The path to immigration reform was not preordained; we created it.

But our work is not yet complete.

We will finish it by strengthening and by exercising our voice. Be it in the halls of Congress, in public forums, and most especially at the ballot box.

We will empower the millions who are eligible, to become citizens. We will empower the millions who are citizens, to register. We will empower the millions who are registered, to get out and vote. And on Election Day, we will make our choice.

And our message to policymakers and everyone else will be very clear:  it is our community who will determine when the immigration debate is over. We will determine when the issue is resolved. And we won’t stop until it’s done.

Bipartisanship is possible. Governing is possible.

It’s what we all want.  It’s what we all deserve.  It’s the basis of our democracy and it is a responsibility we all share.

It’s long past time we got on with it.

A Preview of Tonight’s 27th Annual NCLR Capital Awards


Tonight in Washington, DC, NCLR will bring together hundreds for our 27th Annual NCLR Capital Awards.

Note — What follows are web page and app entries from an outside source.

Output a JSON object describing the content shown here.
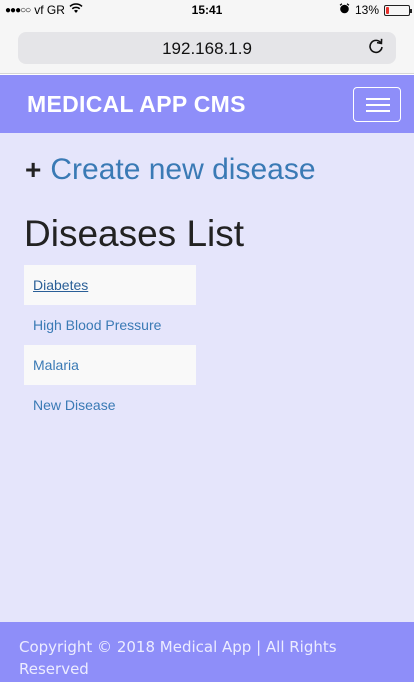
{
  "status_bar": {
    "signal": "●●●○○",
    "carrier": "vf GR",
    "time": "15:41",
    "battery_percent": "13%",
    "battery_level": 0.13
  },
  "browser": {
    "url": "192.168.1.9",
    "reload_symbol": "C"
  },
  "navbar": {
    "brand": "MEDICAL APP CMS"
  },
  "main": {
    "create_link": "Create new disease",
    "list_title": "Diseases List",
    "diseases": [
      {
        "label": "Diabetes"
      },
      {
        "label": "High Blood Pressure"
      },
      {
        "label": "Malaria"
      },
      {
        "label": "New Disease"
      }
    ]
  },
  "footer": {
    "text": "Copyright © 2018 Medical App | All Rights Reserved"
  },
  "colors": {
    "navbar": "#8e8ef9",
    "content_bg": "#e5e5fb",
    "link": "#3a7ab5"
  }
}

Every year, we honor folks in Washington who have shown their committment to the Latino community in the work they do every day. This year, those receiving special distinction include the Senate “Gang of 8”, which was responsible for sheperding through to passage in the U.S. Senate a comprehensive immigration reform bill. The legislation has stalled in the House of Representatives, but the leadership these eight Senators provided in getting the bill through deserves recognition.

JM_fastersWe’ll also be honoring the Fast for Families movement, which was started in November and led by Service Employees International Union Vice President, Eliseo Medina. The fast Medina and several others took part in on the National Mall last year was inspiring and received the attention of many in Washington, including President Obama. Fast for Families also recently started a bus tour across America, to highlight others around the country who have committed to fasting until immigration reform is passed. Fast for Families has put a human face on the struggle for reform and serves as a reminder of who it is we are all fighting for.

Finally, our President and CEO, Janet Murguía will deliver an address to Capital Awards attendees in which she intends to call on President Obama to put an end to unnecessary deportations, which are slated to reach two million in a matter of weeks. The Washington politcal newspaper, Politico, published a piece today in which Murguia talked about the president’s deportation record and about what will be in her speech this evening.

From the Politico article:

“Murguía said NCLR has been privately urging the White House for months to do something about deportations — which will soon number 2 million since Obama took office. The group was also using its megaphone to blame Congress and not Obama for the deportations. Just three weeks ago, NCLR called for an end “to unnecessary deportations” and asked supporters to “ask Republican leadership to take a stand for family values and pass immigration reform.”

Now that focus is being directed at the White House.

“We respectfully disagree with the president on his ability to stop unnecessary deportations,” Murguía will say during a Tuesday night speech to NCLR’s annual Capital Awards dinner, according to prepared remarks. “He can stop tearing families apart. He can stop throwing communities and businesses into chaos. He can stop turning a blind eye to the harm being done. He does have the power to stop this. Failure to act will be a shameful legacy for his presidency.”

It’s sure to be an exciting and news-making kind of night, so don’t miss out! You can follow the conversation on Twitter and Instagram. Just follow #NCLRCaps14 and join in via the widget below. We’ll be covering the entire evening.

We’ll see you online!